Mahoney took over for Joshua Meyer, retired near the end of the 2012-2013 school year. Evans is taking over for Jim Marchesani, whose contract was not renewed this past spring after two years at Samuel Mickle. He had succeeded Albert Wagner, who was principal for one year. Wagner had taken over for long-time principal Loretta Savidge.


So, for a district that has had to adjust to regular changes in the shapes and sizes of its buildings and grounds, it also now has had to adjust to the leadership changes. The district was also hit with several teacher retirements this year. Evans is a graduate of Rowan University and holds a New Jersey certification as a Principal, Supervisor, Reading Specialist and Elementary Teacher. She began her career as a teacher in grades 1, 2 and 3 in the Camden City Schools and continued as a teacher in Vineland in grades 3 and 4. In both districts she was named Teacher of the Year.

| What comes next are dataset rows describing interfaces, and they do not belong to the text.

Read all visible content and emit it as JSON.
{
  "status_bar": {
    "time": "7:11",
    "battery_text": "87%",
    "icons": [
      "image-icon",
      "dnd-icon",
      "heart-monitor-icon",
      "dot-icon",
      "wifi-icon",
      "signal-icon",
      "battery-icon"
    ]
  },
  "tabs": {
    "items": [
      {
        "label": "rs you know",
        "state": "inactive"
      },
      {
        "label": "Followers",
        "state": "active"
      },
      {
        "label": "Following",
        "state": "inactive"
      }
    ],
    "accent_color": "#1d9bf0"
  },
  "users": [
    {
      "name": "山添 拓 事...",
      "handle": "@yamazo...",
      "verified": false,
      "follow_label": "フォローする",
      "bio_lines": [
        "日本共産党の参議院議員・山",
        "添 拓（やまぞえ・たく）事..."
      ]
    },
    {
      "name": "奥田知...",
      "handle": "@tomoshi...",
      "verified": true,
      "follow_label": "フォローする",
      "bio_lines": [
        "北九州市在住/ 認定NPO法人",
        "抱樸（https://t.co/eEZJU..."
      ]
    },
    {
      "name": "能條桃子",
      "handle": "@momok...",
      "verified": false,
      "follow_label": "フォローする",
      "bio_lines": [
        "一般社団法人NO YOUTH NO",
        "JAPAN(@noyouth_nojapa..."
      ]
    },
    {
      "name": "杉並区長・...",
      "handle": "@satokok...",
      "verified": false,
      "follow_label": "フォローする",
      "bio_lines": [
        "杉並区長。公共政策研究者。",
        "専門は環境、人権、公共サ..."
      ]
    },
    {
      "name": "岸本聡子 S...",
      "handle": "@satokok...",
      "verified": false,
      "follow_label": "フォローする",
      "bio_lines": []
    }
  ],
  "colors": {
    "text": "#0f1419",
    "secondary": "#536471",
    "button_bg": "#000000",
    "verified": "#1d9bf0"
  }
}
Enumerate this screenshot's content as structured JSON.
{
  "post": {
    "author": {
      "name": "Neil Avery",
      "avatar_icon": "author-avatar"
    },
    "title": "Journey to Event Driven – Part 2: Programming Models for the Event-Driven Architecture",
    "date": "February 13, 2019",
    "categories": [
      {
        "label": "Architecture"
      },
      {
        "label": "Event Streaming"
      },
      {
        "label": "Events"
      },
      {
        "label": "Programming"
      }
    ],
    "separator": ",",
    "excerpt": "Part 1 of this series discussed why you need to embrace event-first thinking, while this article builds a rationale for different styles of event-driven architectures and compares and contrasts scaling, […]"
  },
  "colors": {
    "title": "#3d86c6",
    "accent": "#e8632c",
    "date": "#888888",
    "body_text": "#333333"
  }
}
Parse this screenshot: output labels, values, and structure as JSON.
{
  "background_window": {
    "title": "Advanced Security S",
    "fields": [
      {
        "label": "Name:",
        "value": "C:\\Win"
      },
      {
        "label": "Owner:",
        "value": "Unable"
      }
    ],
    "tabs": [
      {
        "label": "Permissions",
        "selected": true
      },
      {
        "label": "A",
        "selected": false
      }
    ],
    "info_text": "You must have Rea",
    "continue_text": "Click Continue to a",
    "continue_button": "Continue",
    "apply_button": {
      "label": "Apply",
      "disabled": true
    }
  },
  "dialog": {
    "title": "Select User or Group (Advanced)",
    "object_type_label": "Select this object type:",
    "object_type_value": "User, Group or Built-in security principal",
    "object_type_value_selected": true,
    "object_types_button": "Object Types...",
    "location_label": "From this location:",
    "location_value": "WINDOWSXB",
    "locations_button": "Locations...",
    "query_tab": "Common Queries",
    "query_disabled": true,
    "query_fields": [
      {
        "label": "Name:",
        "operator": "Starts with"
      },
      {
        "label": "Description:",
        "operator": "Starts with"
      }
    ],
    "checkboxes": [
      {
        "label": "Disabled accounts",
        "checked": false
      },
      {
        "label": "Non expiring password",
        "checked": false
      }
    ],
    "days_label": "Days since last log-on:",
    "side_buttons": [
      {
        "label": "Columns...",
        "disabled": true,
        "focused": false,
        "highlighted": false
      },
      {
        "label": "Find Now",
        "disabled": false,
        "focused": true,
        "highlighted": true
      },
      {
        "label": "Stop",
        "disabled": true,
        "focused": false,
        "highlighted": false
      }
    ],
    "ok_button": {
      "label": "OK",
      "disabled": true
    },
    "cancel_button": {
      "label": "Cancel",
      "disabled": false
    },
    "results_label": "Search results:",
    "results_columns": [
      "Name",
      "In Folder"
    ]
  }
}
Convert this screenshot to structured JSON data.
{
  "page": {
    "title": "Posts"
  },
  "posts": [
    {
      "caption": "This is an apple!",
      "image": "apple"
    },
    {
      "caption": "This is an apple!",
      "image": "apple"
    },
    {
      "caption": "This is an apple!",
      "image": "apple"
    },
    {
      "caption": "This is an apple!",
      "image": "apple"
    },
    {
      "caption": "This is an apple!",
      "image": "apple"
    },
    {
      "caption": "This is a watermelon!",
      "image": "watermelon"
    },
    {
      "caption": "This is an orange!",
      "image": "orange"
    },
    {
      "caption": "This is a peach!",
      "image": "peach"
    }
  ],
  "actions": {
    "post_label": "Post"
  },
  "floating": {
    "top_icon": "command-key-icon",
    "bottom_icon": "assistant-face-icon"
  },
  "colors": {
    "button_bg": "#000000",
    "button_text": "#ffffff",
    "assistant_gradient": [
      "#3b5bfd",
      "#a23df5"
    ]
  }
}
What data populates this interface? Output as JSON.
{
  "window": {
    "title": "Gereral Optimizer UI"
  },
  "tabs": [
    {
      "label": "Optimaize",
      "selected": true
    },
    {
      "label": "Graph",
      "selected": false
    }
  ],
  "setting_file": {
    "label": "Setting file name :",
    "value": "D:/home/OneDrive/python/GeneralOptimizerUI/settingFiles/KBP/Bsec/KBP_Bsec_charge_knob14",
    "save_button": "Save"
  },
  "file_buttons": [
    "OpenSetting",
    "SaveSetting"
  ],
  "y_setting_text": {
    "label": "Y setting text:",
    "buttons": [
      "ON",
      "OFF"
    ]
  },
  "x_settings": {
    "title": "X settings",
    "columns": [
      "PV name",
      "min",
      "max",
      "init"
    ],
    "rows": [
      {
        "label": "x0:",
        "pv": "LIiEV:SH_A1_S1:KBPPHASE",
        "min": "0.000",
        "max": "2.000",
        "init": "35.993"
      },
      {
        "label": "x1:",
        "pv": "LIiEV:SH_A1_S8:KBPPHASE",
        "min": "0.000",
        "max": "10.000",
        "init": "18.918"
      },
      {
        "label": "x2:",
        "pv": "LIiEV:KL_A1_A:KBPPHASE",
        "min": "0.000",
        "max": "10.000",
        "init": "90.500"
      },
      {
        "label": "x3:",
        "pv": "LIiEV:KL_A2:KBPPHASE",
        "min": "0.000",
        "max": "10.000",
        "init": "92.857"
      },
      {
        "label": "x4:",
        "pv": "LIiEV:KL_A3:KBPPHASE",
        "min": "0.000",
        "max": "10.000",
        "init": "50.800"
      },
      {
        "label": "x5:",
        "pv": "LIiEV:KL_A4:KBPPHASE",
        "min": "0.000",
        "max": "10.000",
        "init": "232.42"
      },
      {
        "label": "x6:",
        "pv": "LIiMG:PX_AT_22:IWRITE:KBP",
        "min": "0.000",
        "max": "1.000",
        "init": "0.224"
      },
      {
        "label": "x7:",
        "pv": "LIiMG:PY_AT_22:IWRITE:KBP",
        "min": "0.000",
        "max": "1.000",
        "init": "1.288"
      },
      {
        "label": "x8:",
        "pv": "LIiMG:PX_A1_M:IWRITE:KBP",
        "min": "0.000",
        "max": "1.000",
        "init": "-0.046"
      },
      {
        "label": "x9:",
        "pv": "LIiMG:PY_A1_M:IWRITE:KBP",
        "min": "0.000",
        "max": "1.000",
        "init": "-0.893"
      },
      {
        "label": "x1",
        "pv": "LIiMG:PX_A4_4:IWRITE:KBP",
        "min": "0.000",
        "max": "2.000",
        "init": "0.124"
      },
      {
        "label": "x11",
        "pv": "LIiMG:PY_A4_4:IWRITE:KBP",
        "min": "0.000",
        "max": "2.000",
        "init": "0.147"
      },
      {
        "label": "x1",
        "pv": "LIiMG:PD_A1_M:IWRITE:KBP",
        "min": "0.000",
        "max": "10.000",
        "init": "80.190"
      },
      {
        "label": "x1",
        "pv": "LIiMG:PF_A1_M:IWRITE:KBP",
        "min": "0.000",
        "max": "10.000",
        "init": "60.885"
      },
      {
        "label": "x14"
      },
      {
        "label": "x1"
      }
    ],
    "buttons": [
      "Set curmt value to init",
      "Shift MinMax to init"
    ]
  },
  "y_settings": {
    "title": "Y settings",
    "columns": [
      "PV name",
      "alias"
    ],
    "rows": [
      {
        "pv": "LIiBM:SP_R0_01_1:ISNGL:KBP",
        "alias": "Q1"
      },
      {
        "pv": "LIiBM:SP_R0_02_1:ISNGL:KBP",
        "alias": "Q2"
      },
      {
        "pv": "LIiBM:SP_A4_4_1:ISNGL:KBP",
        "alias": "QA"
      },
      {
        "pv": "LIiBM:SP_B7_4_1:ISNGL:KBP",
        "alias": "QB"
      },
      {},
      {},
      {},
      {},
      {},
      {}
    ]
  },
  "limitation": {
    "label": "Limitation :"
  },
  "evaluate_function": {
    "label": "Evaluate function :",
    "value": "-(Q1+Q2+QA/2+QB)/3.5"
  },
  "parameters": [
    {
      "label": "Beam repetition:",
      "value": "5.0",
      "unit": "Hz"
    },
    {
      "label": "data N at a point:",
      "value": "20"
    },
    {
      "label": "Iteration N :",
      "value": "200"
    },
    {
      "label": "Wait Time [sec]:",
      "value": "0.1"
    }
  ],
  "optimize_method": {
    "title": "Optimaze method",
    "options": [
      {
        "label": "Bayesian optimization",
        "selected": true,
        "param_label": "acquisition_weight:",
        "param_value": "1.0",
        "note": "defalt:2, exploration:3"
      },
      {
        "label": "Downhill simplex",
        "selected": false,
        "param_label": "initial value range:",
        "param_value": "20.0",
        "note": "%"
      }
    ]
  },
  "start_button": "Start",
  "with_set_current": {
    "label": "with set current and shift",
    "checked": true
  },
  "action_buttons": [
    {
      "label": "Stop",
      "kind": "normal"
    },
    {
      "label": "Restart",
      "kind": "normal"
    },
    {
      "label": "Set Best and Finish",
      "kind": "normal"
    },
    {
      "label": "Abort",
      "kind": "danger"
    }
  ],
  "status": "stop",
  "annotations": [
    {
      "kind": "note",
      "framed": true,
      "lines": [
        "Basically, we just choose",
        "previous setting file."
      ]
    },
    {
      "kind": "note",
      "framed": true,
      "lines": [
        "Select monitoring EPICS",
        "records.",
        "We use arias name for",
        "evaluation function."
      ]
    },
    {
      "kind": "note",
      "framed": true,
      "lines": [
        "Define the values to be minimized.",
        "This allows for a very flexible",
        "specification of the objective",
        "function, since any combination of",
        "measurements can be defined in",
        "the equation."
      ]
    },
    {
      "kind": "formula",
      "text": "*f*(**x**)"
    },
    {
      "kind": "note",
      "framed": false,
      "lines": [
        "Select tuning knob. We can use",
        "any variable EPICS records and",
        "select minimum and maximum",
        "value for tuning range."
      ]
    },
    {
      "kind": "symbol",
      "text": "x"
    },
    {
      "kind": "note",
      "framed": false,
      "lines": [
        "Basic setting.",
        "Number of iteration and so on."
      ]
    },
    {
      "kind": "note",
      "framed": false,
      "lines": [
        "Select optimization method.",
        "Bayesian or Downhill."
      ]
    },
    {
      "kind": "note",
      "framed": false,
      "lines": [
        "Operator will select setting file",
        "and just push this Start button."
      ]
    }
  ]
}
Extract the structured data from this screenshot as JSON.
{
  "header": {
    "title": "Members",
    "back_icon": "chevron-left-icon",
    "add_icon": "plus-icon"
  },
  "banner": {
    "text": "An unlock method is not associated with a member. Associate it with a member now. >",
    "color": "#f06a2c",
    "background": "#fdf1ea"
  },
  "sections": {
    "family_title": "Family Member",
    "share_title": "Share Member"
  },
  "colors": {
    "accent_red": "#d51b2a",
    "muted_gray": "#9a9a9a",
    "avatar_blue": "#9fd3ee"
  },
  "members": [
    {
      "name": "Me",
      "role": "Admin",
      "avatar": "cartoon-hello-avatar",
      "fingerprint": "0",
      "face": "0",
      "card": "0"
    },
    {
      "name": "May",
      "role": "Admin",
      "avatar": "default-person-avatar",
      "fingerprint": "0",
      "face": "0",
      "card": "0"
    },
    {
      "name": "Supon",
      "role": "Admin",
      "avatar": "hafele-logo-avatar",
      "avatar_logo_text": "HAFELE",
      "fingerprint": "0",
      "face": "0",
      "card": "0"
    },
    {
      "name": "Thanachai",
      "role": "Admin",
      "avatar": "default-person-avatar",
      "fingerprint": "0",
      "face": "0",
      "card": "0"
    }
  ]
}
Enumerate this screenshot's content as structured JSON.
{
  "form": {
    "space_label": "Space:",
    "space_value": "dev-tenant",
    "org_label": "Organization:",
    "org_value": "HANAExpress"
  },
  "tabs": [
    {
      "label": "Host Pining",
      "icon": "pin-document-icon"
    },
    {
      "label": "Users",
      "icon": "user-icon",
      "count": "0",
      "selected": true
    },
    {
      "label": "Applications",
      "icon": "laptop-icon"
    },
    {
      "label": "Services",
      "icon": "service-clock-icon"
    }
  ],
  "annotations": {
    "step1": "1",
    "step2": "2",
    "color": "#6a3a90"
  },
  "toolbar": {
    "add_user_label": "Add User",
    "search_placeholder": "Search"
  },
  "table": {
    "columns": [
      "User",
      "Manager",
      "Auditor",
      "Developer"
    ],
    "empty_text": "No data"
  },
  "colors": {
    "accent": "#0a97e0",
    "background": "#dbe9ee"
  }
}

For the last six years, Evans has served as the District Supervisor of Language Arts grades K-12th for the Vineland Public Schools. During her tenure she facilitated instructional improvement strategies, supervised teachers and instructional coaches, developed processes to use data for the improvement of teaching and learning, and collaborated with a variety of stakeholders for many purposes. She also has experience and proficiency in NJ Smart, SuccessMaker, Achieve 3000, Read 180, and Accelerated Reader.

Leave a Reply

Your email address will not be published. Required fields are marked *


July 16, 2024, 10:50 am
Clear sky
Clear sky
Apparent: 88°F